TASK TO CARRY OUT => Go through the listing beneath and show each line containing the string "icons".

INPUT MATERIAL =>
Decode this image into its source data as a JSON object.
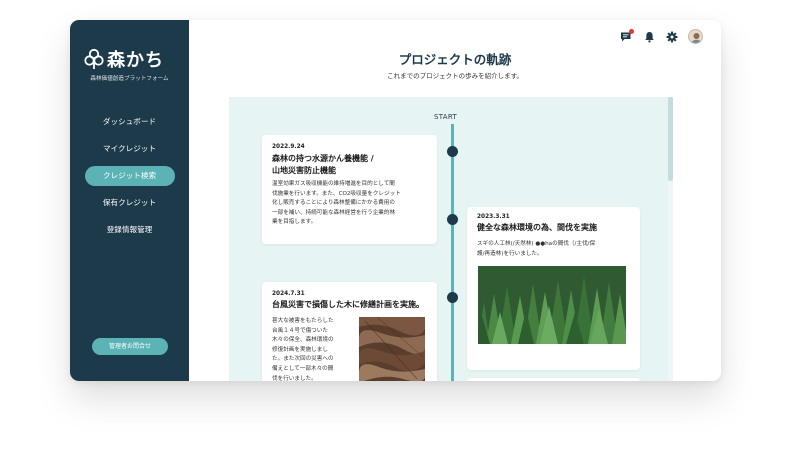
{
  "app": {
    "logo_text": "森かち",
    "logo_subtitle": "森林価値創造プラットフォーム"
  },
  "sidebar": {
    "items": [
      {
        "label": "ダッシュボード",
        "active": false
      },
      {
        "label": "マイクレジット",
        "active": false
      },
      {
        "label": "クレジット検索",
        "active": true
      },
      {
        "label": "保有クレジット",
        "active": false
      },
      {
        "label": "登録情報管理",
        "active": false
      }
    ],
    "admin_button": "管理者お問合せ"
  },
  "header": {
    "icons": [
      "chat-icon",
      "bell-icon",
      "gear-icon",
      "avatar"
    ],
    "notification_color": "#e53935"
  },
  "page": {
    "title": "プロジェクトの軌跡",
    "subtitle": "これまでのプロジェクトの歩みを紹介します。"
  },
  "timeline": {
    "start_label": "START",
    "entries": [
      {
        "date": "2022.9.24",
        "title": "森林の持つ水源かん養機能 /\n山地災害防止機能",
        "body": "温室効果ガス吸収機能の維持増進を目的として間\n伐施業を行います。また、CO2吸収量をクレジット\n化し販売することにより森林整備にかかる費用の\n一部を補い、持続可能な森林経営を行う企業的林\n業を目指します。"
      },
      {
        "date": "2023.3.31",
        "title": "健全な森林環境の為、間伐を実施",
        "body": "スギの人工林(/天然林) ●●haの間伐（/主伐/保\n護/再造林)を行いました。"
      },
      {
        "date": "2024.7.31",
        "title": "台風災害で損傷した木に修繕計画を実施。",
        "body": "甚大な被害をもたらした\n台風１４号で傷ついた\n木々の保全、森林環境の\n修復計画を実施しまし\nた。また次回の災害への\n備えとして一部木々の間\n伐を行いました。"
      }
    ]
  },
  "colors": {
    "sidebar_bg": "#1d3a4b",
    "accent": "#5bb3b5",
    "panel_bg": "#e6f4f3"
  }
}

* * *

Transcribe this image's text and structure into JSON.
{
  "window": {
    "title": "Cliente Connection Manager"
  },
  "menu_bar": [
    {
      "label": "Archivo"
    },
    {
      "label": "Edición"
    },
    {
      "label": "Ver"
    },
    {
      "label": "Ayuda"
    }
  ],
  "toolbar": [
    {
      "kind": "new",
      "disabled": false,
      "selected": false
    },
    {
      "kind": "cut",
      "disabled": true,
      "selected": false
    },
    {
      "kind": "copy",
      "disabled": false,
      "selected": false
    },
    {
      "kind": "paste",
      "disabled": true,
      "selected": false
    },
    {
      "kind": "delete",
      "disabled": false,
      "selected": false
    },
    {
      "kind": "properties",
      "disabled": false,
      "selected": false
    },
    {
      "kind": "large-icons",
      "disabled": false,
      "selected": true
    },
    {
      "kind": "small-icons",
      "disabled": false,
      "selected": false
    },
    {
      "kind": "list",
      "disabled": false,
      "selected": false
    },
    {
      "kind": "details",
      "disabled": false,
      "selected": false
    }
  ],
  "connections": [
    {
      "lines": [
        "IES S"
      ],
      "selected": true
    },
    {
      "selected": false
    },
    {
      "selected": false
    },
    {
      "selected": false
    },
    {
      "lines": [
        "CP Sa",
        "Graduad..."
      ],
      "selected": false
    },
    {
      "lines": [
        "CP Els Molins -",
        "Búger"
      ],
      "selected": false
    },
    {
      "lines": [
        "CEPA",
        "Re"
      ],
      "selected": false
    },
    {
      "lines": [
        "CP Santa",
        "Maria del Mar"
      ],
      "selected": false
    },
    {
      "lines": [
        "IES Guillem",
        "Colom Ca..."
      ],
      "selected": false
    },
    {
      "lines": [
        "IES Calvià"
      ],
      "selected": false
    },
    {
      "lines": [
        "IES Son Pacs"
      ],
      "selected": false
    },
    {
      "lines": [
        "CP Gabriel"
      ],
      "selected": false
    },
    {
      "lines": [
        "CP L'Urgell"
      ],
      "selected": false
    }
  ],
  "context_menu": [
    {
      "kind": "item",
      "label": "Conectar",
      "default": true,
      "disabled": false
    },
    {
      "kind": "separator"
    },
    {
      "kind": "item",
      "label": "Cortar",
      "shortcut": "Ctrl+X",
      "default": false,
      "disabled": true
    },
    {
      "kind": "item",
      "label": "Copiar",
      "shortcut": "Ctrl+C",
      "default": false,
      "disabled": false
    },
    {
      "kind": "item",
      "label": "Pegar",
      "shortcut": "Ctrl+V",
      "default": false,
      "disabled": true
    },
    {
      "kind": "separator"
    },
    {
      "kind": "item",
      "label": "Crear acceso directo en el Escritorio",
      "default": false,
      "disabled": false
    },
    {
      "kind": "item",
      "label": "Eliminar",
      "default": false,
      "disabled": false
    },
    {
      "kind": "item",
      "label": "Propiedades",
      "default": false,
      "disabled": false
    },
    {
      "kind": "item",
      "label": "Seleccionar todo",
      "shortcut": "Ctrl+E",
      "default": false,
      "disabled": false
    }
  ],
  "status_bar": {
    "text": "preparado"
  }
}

SOLUTION TO THIS PROBLEM =>
    "icons": [
      "kind": "large-icons",
      "kind": "small-icons",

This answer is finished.